Another potential drawback of waiting until age 70 to begin receiving your Social Security payout is that the program isn't on the best footing.

The silver lining for retired workers and future generations of retirees is that the program is in absolutely no danger of going bankrupt. No matter when you retire, Social Security will be there to provide you a retired worker benefit, as long as you're eligible to receive one.

The downside, according to the latest Social Security Board of Trustees report, is that the program may exhaust its nearly $2.9 trillion in asset reserves by 2035, at which point a 23% across-the-board cut to retired worker benefits may be needed to sustain payouts through 2093. Therefore, if you're late-born baby boomer who chooses to wait until age 70 to begin taking your Social Security payout, you could be hit soon after with an across-the-board benefit cut designed to preserve the program.
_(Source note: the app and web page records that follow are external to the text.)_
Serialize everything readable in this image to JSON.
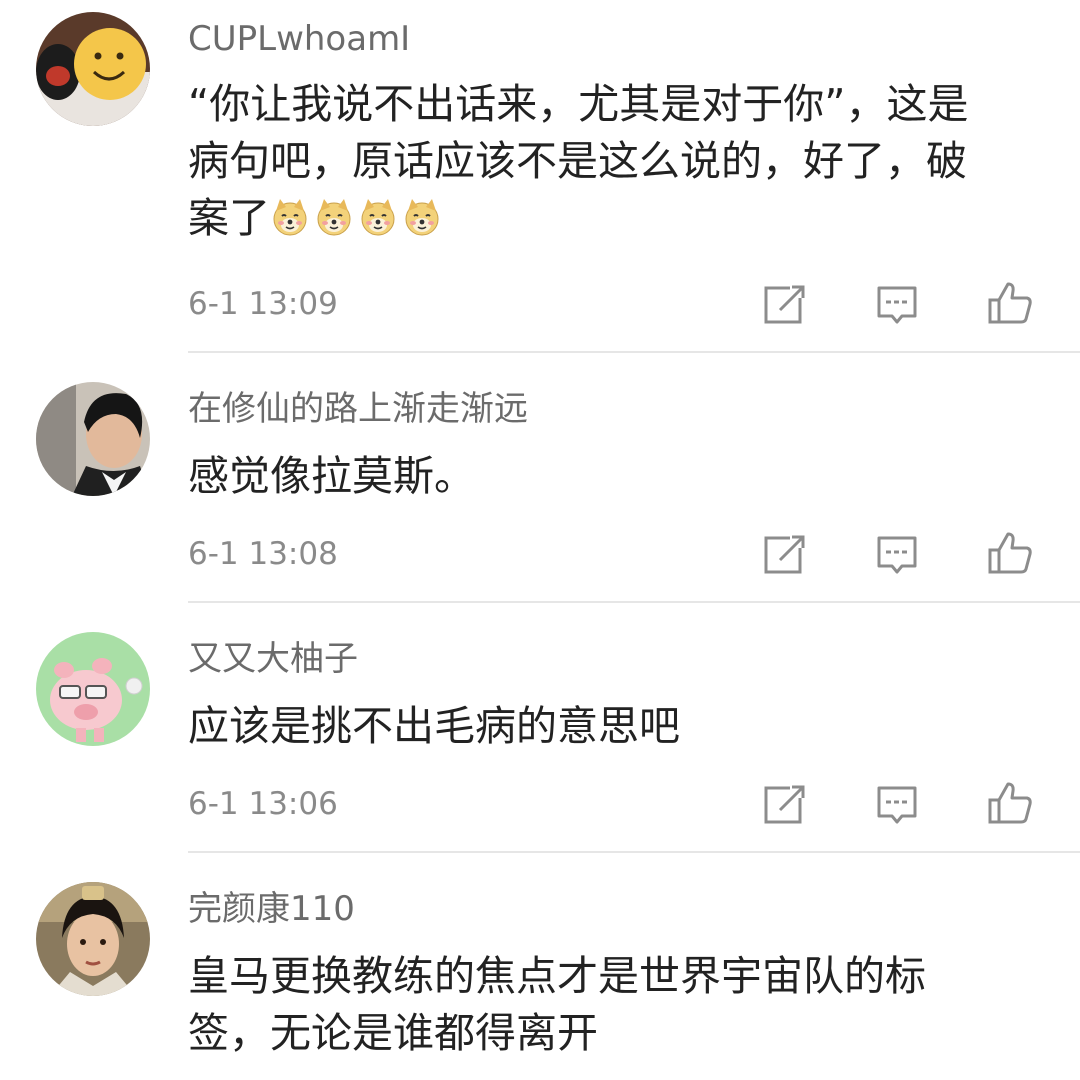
{
  "comments": [
    {
      "username": "CUPLwhoamI",
      "text_lines": [
        "“你让我说不出话来，尤其是对于你”，这是",
        "病句吧，原话应该不是这么说的，好了，破",
        "案了"
      ],
      "emoji_count": 4,
      "emoji_icon": "doge-emoji-icon",
      "time": "6-1 13:09",
      "avatar_icon": "smiley-avatar-icon"
    },
    {
      "username": "在修仙的路上渐走渐远",
      "text_lines": [
        "感觉像拉莫斯。"
      ],
      "time": "6-1 13:08",
      "avatar_icon": "man-photo-avatar-icon"
    },
    {
      "username": "又又大柚子",
      "text_lines": [
        "应该是挑不出毛病的意思吧"
      ],
      "time": "6-1 13:06",
      "avatar_icon": "pig-avatar-icon"
    },
    {
      "username": "完颜康110",
      "text_lines": [
        "皇马更换教练的焦点才是世界宇宙队的标",
        "签，无论是谁都得离开"
      ],
      "avatar_icon": "costume-man-avatar-icon"
    }
  ],
  "icons": {
    "repost": "share-edit-icon",
    "reply": "comment-icon",
    "like": "thumbs-up-icon"
  },
  "colors": {
    "username": "#6b6b6b",
    "text": "#222222",
    "time": "#8a8a8a",
    "icon": "#8c8c8c",
    "divider": "#e6e6e6"
  }
}
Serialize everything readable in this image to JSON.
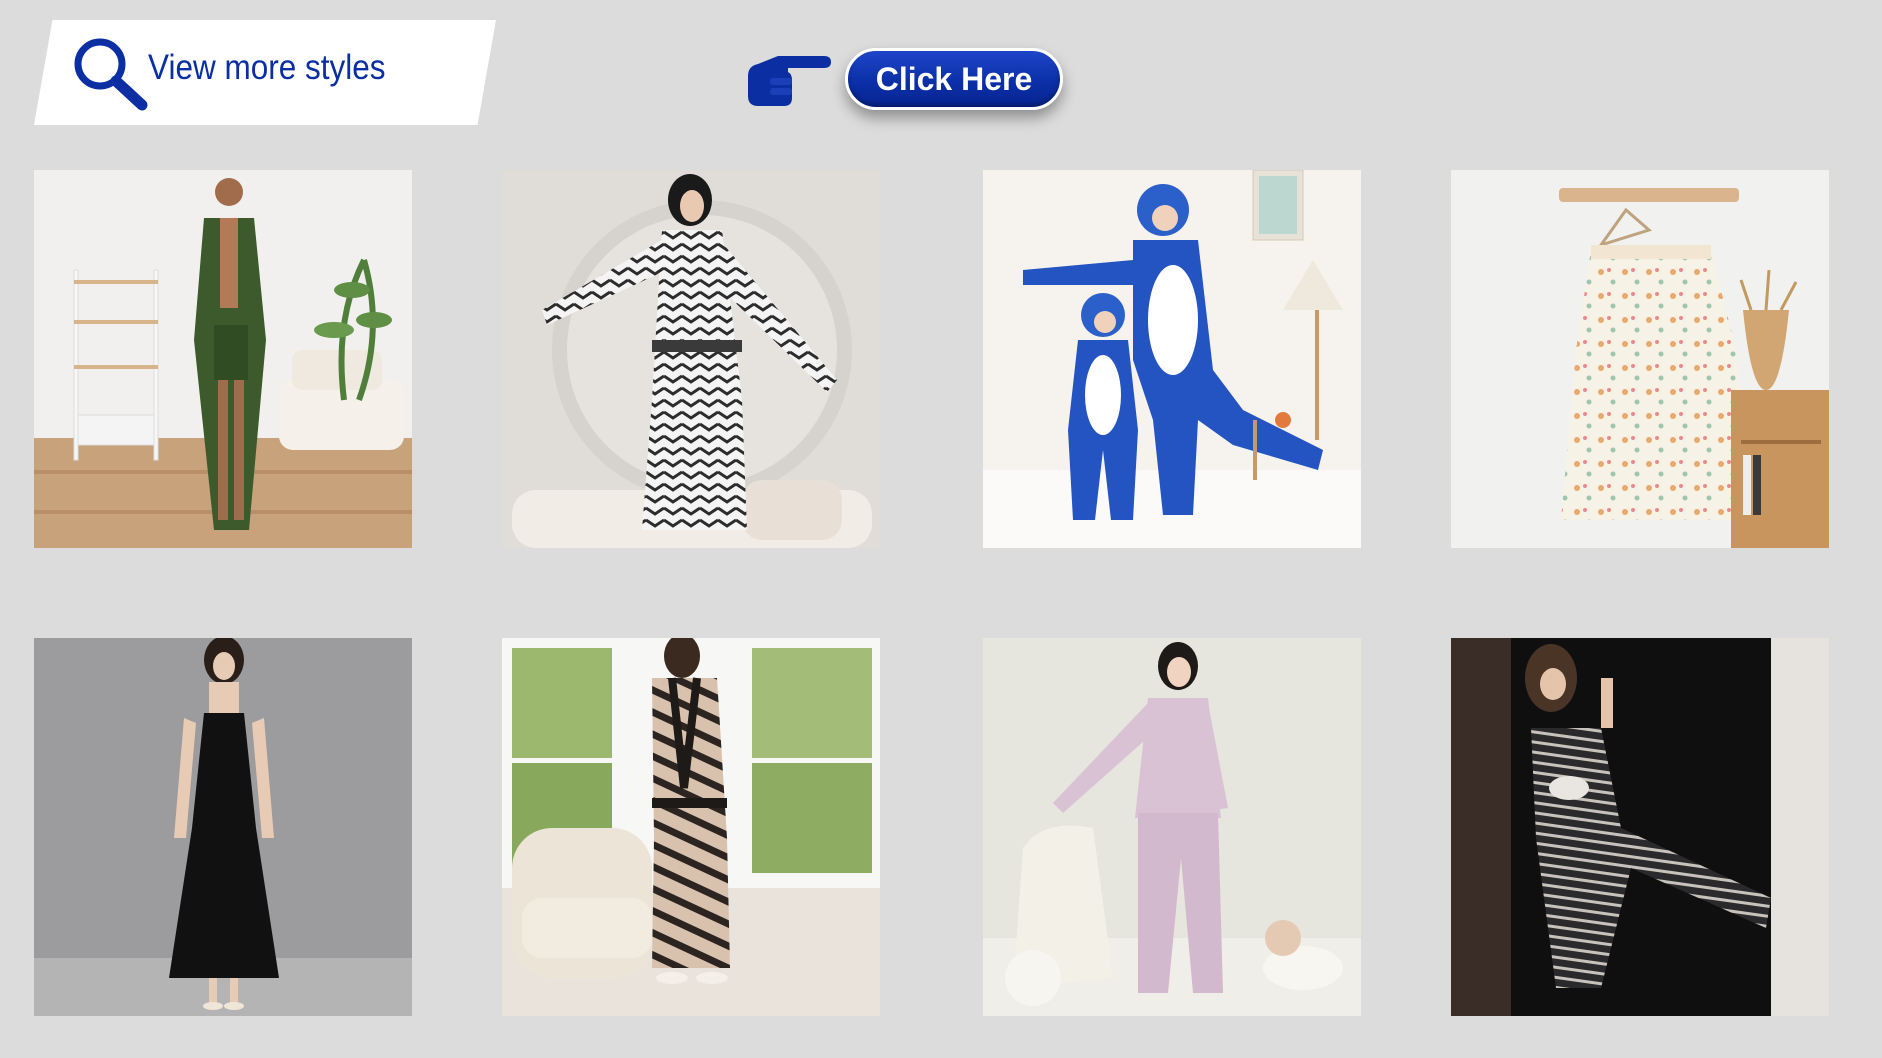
{
  "header": {
    "banner_label": "View more styles",
    "search_icon": "magnifier-icon",
    "pointer_icon": "pointing-hand-icon",
    "cta_label": "Click Here"
  },
  "colors": {
    "page_background": "#dcdcdc",
    "brand_blue": "#0b2fa3",
    "banner_background": "#ffffff"
  },
  "products": [
    {
      "name": "green satin robe and shorts set"
    },
    {
      "name": "zebra chevron plush bathrobe"
    },
    {
      "name": "blue shark onesie pajamas"
    },
    {
      "name": "floral cami nightgown"
    },
    {
      "name": "black satin slip nightdress"
    },
    {
      "name": "zebra print kimono robe"
    },
    {
      "name": "lilac satin pajama set"
    },
    {
      "name": "striped cami jumpsuit"
    }
  ]
}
No one ever said that deciding when to take your Social Security payout was going to be easy. Just know that there are potential drawbacks to claiming benefits at any age -- even the age where a majority of recipients would benefit most.